Dogs were utilised in the war as trackers, guards and mascots, alerting their companions to potential threats and helping track down wounded soldiers. Some dogs were even trained to seek out the wounded and deliver them vital medical supplies in addition to providing them with support while they suffered through their injuries.


Sergeant Eric Campbell Lawther pictured with veteran mine dog. 

Carrier Pigeons

Pigeons were used to carry messages when radio communications failed.

The famous Pigeon Q879 received the Dickin Medal for his bravery, having saved American troops – surrounded and outnumbered on Manus Island – by reaching reinforcements stationed nearly 50 kilometres away.


Famous Pigeon Q879 pictured.

Turtle Tim


Tim the turtle was a mascot of the 2/2nd Batallion, pictured here with Captain Michelson in Palestine.



A famous image of a man in Cairo, Egypt 1915 holding a Koala

Simpson and his Donkey Murphy

ANZAC donkeys
Simpson (right) and his donkey Murphy.
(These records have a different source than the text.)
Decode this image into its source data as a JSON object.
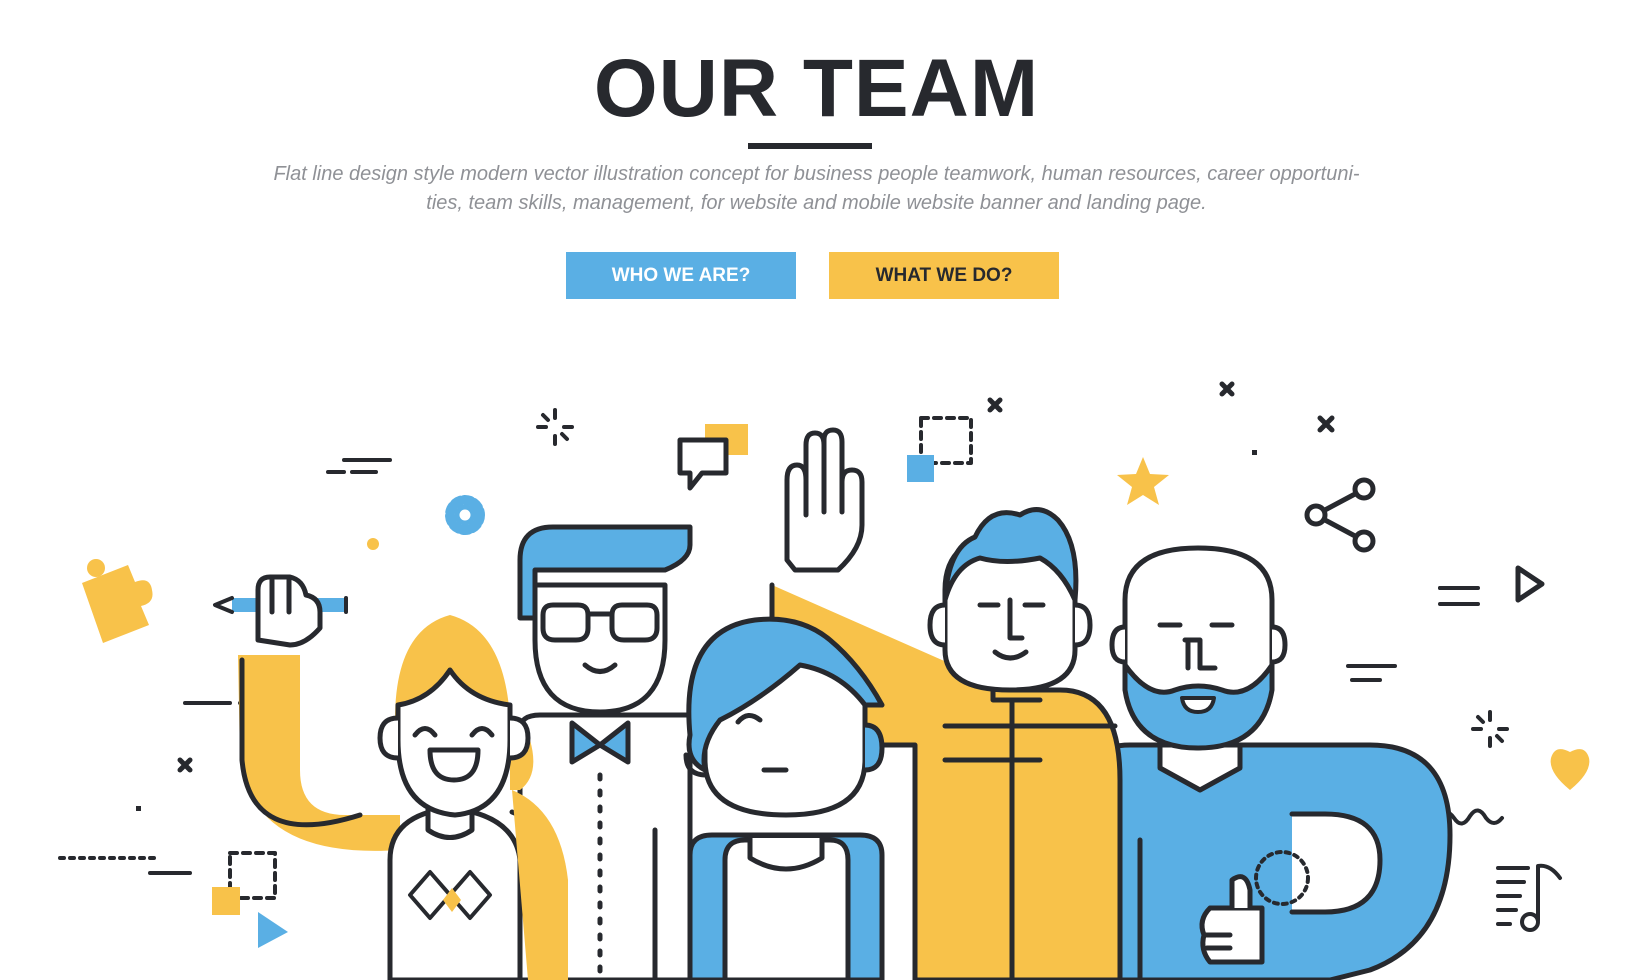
{
  "header": {
    "title": "OUR TEAM",
    "subtitle_line1": "Flat line design style modern vector illustration concept for business people teamwork, human resources, career opportuni-",
    "subtitle_line2": "ties, team skills, management, for website and mobile website banner and landing page."
  },
  "buttons": {
    "who_label": "WHO WE ARE?",
    "what_label": "WHAT WE DO?"
  },
  "colors": {
    "blue": "#5aafe4",
    "yellow": "#f8c24a",
    "ink": "#27292e",
    "text_gray": "#8f9196"
  },
  "illustration": {
    "people": [
      "woman-with-pencil",
      "man-with-glasses",
      "woman-blue-hair",
      "man-raising-hand",
      "bald-bearded-man"
    ],
    "icons": [
      "puzzle-icon",
      "gear-icon",
      "chat-bubble-icon",
      "raised-hand-icon",
      "star-icon",
      "share-icon",
      "play-icon",
      "heart-icon",
      "music-note-icon",
      "thumbs-up-icon"
    ]
  }
}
Image source: Wikipedia

The well-known story of Simpson and his donkey is one of loyalty and camaraderie. An unlikely hero, Simpson was tasked with retrieving wounded soldiers from the battlefield. He used his donkey to transport the injured to the safety of the trenches, and he and his donkey ultimately became an icon of wartime courage. His story is one of many tales that showcase the way in which donkeys were used throughout the war.

Murphy was awarded the RSPCA Purple Cross and certificate of award (1997).

Lest we Forget.